-- Given data follows --
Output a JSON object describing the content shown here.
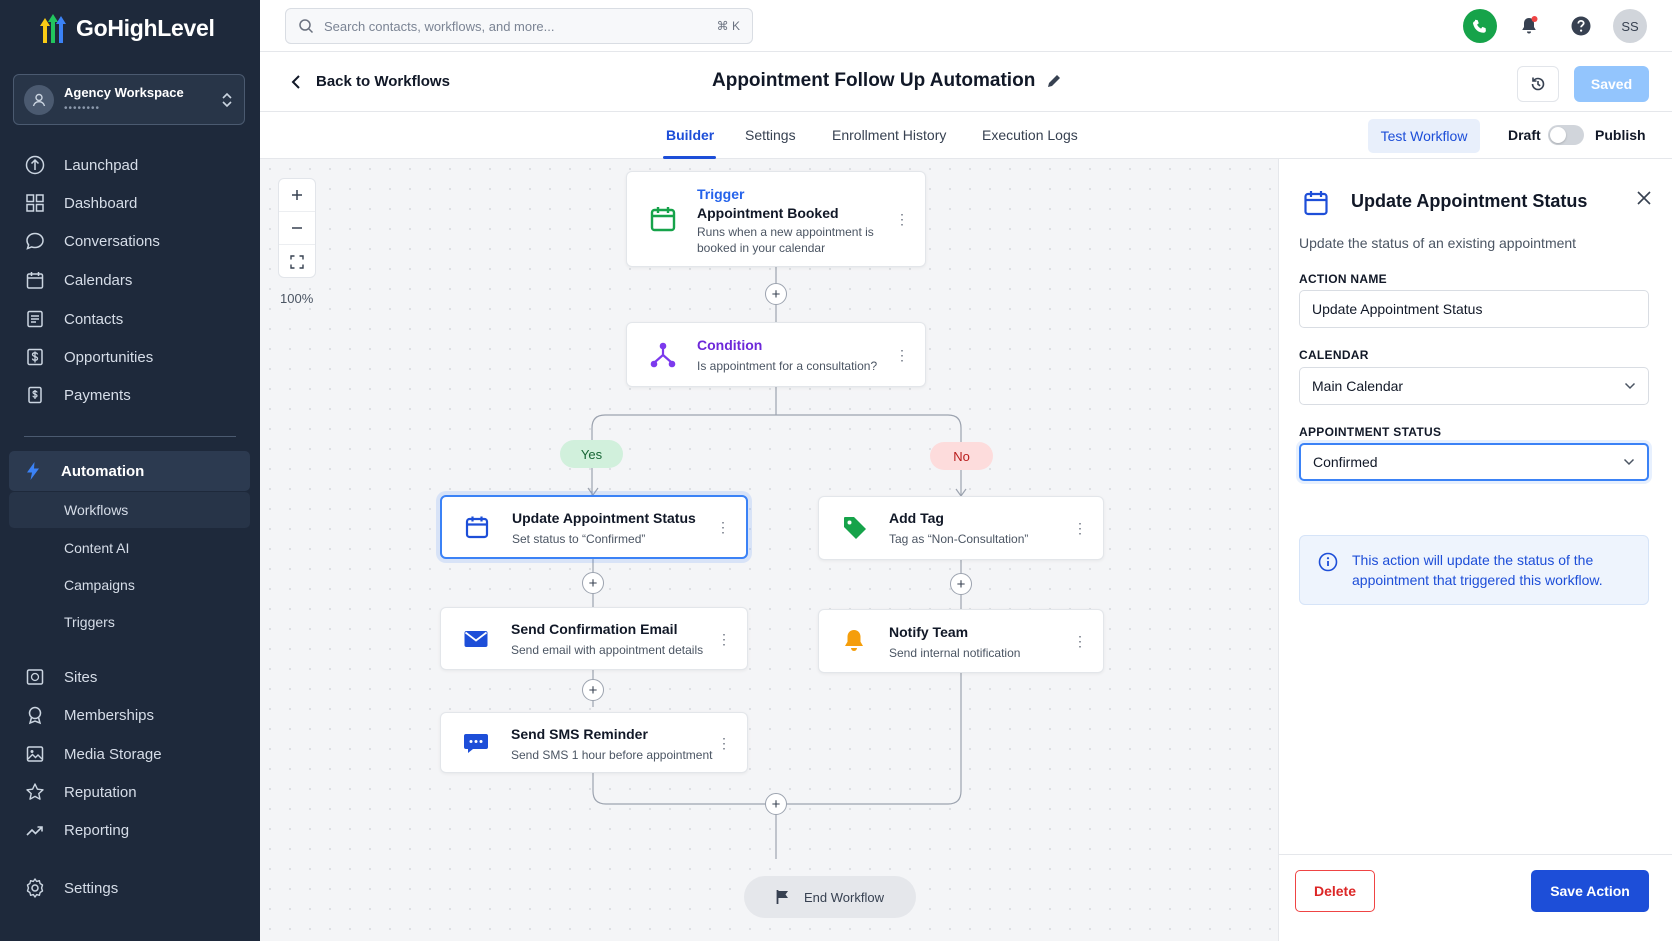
{
  "brand": {
    "name": "GoHighLevel"
  },
  "workspace": {
    "name": "Agency Workspace",
    "sub": "••••••••"
  },
  "sidebar": {
    "items": [
      {
        "label": "Launchpad"
      },
      {
        "label": "Dashboard"
      },
      {
        "label": "Conversations"
      },
      {
        "label": "Calendars"
      },
      {
        "label": "Contacts"
      },
      {
        "label": "Opportunities"
      },
      {
        "label": "Payments"
      }
    ],
    "automation": {
      "label": "Automation",
      "sub": [
        "Workflows",
        "Content AI",
        "Campaigns",
        "Triggers"
      ]
    },
    "bottom_items": [
      {
        "label": "Sites"
      },
      {
        "label": "Memberships"
      },
      {
        "label": "Media Storage"
      },
      {
        "label": "Reputation"
      },
      {
        "label": "Reporting"
      }
    ],
    "settings": "Settings"
  },
  "topbar": {
    "search_placeholder": "Search contacts, workflows, and more...",
    "shortcut": "⌘ K",
    "avatar": "SS"
  },
  "workflow": {
    "back_label": "Back to Workflows",
    "title": "Appointment Follow Up Automation",
    "saved_label": "Saved"
  },
  "tabs": [
    {
      "label": "Builder",
      "active": true
    },
    {
      "label": "Settings"
    },
    {
      "label": "Enrollment History"
    },
    {
      "label": "Execution Logs"
    }
  ],
  "actions": {
    "test": "Test Workflow",
    "draft": "Draft",
    "publish": "Publish"
  },
  "canvas": {
    "zoom_level": "100%",
    "trigger": {
      "kind": "Trigger",
      "title": "Appointment Booked",
      "desc": "Runs when a new appointment is booked in your calendar"
    },
    "condition": {
      "kind": "Condition",
      "desc": "Is appointment for a consultation?"
    },
    "yes_label": "Yes",
    "no_label": "No",
    "yes_branch": [
      {
        "title": "Update Appointment Status",
        "desc": "Set status to “Confirmed”"
      },
      {
        "title": "Send Confirmation Email",
        "desc": "Send email with appointment details"
      },
      {
        "title": "Send SMS Reminder",
        "desc": "Send SMS 1 hour before appointment"
      }
    ],
    "no_branch": [
      {
        "title": "Add Tag",
        "desc": "Tag as “Non-Consultation”"
      },
      {
        "title": "Notify Team",
        "desc": "Send internal notification"
      }
    ],
    "end_label": "End Workflow"
  },
  "panel": {
    "title": "Update Appointment Status",
    "desc": "Update the status of an existing appointment",
    "action_name_label": "ACTION NAME",
    "action_name_value": "Update Appointment Status",
    "calendar_label": "CALENDAR",
    "calendar_value": "Main Calendar",
    "status_label": "APPOINTMENT STATUS",
    "status_value": "Confirmed",
    "info": "This action will update the status of the appointment that triggered this workflow.",
    "delete_label": "Delete",
    "save_label": "Save Action"
  },
  "colors": {
    "sidebar_bg": "#1e293b",
    "accent": "#1d4ed8",
    "phone": "#16a34a",
    "yes_pill": "#d1f0dc",
    "no_pill": "#fddcdc"
  }
}
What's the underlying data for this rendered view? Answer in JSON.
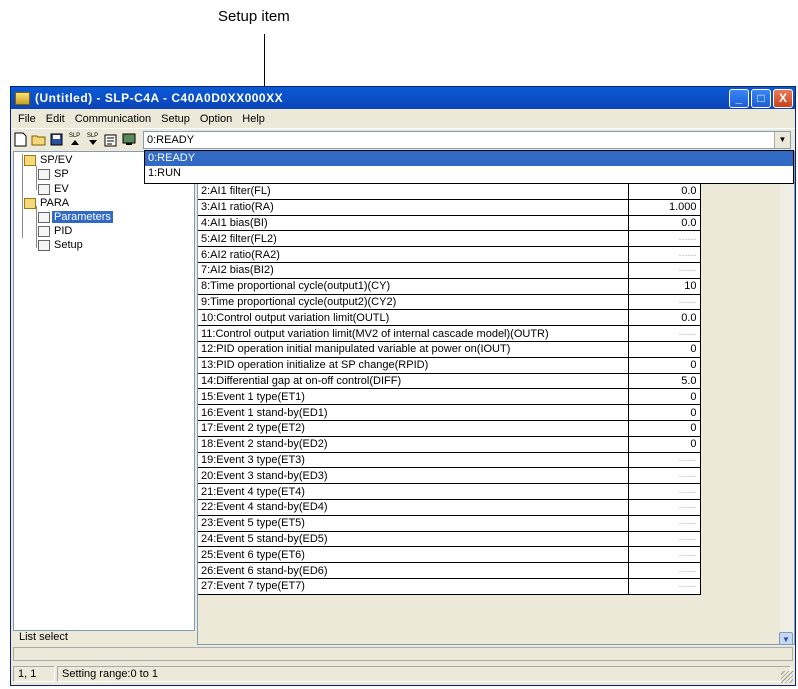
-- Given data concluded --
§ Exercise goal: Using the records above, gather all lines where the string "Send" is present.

§ Answer section:
        "title": "Send Confirmation Email",
        "desc": "Send email with appointment details"
        "title": "Send SMS Reminder",
        "desc": "Send SMS 1 hour before appointment"
        "desc": "Send internal notification"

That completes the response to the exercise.